DIRECTIONS: Reproduce all the data, character for character.

= = = = = = =

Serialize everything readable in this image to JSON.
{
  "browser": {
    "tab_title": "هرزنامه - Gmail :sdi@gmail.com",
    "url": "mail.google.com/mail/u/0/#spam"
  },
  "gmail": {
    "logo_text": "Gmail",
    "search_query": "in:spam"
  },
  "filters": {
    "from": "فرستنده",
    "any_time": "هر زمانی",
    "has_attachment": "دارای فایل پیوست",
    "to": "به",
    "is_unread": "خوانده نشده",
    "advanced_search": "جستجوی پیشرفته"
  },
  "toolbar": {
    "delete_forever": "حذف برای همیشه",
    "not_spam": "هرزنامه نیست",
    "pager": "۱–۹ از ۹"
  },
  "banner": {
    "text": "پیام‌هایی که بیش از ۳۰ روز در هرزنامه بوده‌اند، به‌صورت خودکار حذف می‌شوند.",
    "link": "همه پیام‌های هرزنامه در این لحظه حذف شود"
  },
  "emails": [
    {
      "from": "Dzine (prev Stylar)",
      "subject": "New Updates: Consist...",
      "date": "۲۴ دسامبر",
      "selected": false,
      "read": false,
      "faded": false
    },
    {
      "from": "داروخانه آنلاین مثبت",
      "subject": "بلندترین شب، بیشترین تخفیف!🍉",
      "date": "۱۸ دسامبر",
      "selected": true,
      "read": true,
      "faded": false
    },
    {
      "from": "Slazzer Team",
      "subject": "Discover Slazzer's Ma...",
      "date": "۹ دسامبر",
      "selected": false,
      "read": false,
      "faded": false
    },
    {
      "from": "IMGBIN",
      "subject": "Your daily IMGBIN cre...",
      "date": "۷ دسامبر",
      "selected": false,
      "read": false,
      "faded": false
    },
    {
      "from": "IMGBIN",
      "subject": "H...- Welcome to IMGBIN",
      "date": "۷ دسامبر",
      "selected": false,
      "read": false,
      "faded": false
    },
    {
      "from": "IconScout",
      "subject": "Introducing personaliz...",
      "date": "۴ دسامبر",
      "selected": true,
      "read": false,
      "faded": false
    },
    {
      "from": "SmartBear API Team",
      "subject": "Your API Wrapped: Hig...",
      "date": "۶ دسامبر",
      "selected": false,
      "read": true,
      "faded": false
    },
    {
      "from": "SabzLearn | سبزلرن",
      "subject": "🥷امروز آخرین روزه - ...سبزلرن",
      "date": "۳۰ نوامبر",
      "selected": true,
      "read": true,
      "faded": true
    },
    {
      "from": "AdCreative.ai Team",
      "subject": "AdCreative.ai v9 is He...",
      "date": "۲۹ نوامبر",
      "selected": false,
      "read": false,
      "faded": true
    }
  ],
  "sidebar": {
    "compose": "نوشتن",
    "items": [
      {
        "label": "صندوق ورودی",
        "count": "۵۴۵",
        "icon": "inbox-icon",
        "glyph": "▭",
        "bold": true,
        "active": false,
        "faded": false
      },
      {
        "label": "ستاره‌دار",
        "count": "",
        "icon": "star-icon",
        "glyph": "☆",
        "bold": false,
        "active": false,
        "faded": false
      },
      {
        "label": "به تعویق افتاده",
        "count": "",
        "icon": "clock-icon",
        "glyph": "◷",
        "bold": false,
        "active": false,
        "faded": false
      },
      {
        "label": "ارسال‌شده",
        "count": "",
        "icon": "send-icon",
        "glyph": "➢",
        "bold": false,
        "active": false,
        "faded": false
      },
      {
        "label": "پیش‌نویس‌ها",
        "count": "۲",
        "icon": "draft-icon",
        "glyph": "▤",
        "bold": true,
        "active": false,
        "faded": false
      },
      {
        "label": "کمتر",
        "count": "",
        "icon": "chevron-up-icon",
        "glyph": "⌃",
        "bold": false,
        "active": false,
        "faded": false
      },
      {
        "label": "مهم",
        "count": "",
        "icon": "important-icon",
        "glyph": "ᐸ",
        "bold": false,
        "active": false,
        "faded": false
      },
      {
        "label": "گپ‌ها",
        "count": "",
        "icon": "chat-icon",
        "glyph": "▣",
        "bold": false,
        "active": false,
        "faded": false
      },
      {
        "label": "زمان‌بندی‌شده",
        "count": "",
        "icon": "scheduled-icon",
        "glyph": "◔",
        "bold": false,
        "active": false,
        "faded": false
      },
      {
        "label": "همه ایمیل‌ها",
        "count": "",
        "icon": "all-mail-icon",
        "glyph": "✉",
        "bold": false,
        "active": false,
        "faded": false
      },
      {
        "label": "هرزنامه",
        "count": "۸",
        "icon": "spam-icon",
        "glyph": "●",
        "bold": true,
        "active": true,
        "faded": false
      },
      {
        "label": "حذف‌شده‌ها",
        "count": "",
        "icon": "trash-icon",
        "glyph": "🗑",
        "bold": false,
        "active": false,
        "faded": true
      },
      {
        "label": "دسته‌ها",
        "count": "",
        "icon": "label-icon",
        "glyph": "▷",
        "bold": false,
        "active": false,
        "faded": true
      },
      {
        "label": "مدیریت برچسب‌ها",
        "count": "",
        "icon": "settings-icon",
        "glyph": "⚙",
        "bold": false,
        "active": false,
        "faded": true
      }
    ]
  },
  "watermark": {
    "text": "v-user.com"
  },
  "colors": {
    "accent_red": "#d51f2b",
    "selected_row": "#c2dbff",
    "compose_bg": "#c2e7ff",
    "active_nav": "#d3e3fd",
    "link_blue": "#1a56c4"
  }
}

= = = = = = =

ANSWER FOR THE TASK:
Serialize everything readable in this image to JSON.
{
  "browser": {
    "tab_title": "هرزنامه - Gmail :sdi@gmail.com",
    "url": "mail.google.com/mail/u/0/#spam"
  },
  "gmail": {
    "logo_text": "Gmail",
    "search_query": "in:spam"
  },
  "filters": {
    "from": "فرستنده",
    "any_time": "هر زمانی",
    "has_attachment": "دارای فایل پیوست",
    "to": "به",
    "is_unread": "خوانده نشده",
    "advanced_search": "جستجوی پیشرفته"
  },
  "toolbar": {
    "delete_forever": "حذف برای همیشه",
    "not_spam": "هرزنامه نیست",
    "pager": "۱–۹ از ۹"
  },
  "banner": {
    "text": "پیام‌هایی که بیش از ۳۰ روز در هرزنامه بوده‌اند، به‌صورت خودکار حذف می‌شوند.",
    "link": "همه پیام‌های هرزنامه در این لحظه حذف شود"
  },
  "emails": [
    {
      "from": "Dzine (prev Stylar)",
      "subject": "New Updates: Consist...",
      "date": "۲۴ دسامبر",
      "selected": false,
      "read": false,
      "faded": false
    },
    {
      "from": "داروخانه آنلاین مثبت",
      "subject": "بلندترین شب، بیشترین تخفیف!🍉",
      "date": "۱۸ دسامبر",
      "selected": true,
      "read": true,
      "faded": false
    },
    {
      "from": "Slazzer Team",
      "subject": "Discover Slazzer's Ma...",
      "date": "۹ دسامبر",
      "selected": false,
      "read": false,
      "faded": false
    },
    {
      "from": "IMGBIN",
      "subject": "Your daily IMGBIN cre...",
      "date": "۷ دسامبر",
      "selected": false,
      "read": false,
      "faded": false
    },
    {
      "from": "IMGBIN",
      "subject": "H...- Welcome to IMGBIN",
      "date": "۷ دسامبر",
      "selected": false,
      "read": false,
      "faded": false
    },
    {
      "from": "IconScout",
      "subject": "Introducing personaliz...",
      "date": "۴ دسامبر",
      "selected": true,
      "read": false,
      "faded": false
    },
    {
      "from": "SmartBear API Team",
      "subject": "Your API Wrapped: Hig...",
      "date": "۶ دسامبر",
      "selected": false,
      "read": true,
      "faded": false
    },
    {
      "from": "SabzLearn | سبزلرن",
      "subject": "🥷امروز آخرین روزه - ...سبزلرن",
      "date": "۳۰ نوامبر",
      "selected": true,
      "read": true,
      "faded": true
    },
    {
      "from": "AdCreative.ai Team",
      "subject": "AdCreative.ai v9 is He...",
      "date": "۲۹ نوامبر",
      "selected": false,
      "read": false,
      "faded": true
    }
  ],
  "sidebar": {
    "compose": "نوشتن",
    "items": [
      {
        "label": "صندوق ورودی",
        "count": "۵۴۵",
        "icon": "inbox-icon",
        "glyph": "▭",
        "bold": true,
        "active": false,
        "faded": false
      },
      {
        "label": "ستاره‌دار",
        "count": "",
        "icon": "star-icon",
        "glyph": "☆",
        "bold": false,
        "active": false,
        "faded": false
      },
      {
        "label": "به تعویق افتاده",
        "count": "",
        "icon": "clock-icon",
        "glyph": "◷",
        "bold": false,
        "active": false,
        "faded": false
      },
      {
        "label": "ارسال‌شده",
        "count": "",
        "icon": "send-icon",
        "glyph": "➢",
        "bold": false,
        "active": false,
        "faded": false
      },
      {
        "label": "پیش‌نویس‌ها",
        "count": "۲",
        "icon": "draft-icon",
        "glyph": "▤",
        "bold": true,
        "active": false,
        "faded": false
      },
      {
        "label": "کمتر",
        "count": "",
        "icon": "chevron-up-icon",
        "glyph": "⌃",
        "bold": false,
        "active": false,
        "faded": false
      },
      {
        "label": "مهم",
        "count": "",
        "icon": "important-icon",
        "glyph": "ᐸ",
        "bold": false,
        "active": false,
        "faded": false
      },
      {
        "label": "گپ‌ها",
        "count": "",
        "icon": "chat-icon",
        "glyph": "▣",
        "bold": false,
        "active": false,
        "faded": false
      },
      {
        "label": "زمان‌بندی‌شده",
        "count": "",
        "icon": "scheduled-icon",
        "glyph": "◔",
        "bold": false,
        "active": false,
        "faded": false
      },
      {
        "label": "همه ایمیل‌ها",
        "count": "",
        "icon": "all-mail-icon",
        "glyph": "✉",
        "bold": false,
        "active": false,
        "faded": false
      },
      {
        "label": "هرزنامه",
        "count": "۸",
        "icon": "spam-icon",
        "glyph": "●",
        "bold": true,
        "active": true,
        "faded": false
      },
      {
        "label": "حذف‌شده‌ها",
        "count": "",
        "icon": "trash-icon",
        "glyph": "🗑",
        "bold": false,
        "active": false,
        "faded": true
      },
      {
        "label": "دسته‌ها",
        "count": "",
        "icon": "label-icon",
        "glyph": "▷",
        "bold": false,
        "active": false,
        "faded": true
      },
      {
        "label": "مدیریت برچسب‌ها",
        "count": "",
        "icon": "settings-icon",
        "glyph": "⚙",
        "bold": false,
        "active": false,
        "faded": true
      }
    ]
  },
  "watermark": {
    "text": "v-user.com"
  },
  "colors": {
    "accent_red": "#d51f2b",
    "selected_row": "#c2dbff",
    "compose_bg": "#c2e7ff",
    "active_nav": "#d3e3fd",
    "link_blue": "#1a56c4"
  }
}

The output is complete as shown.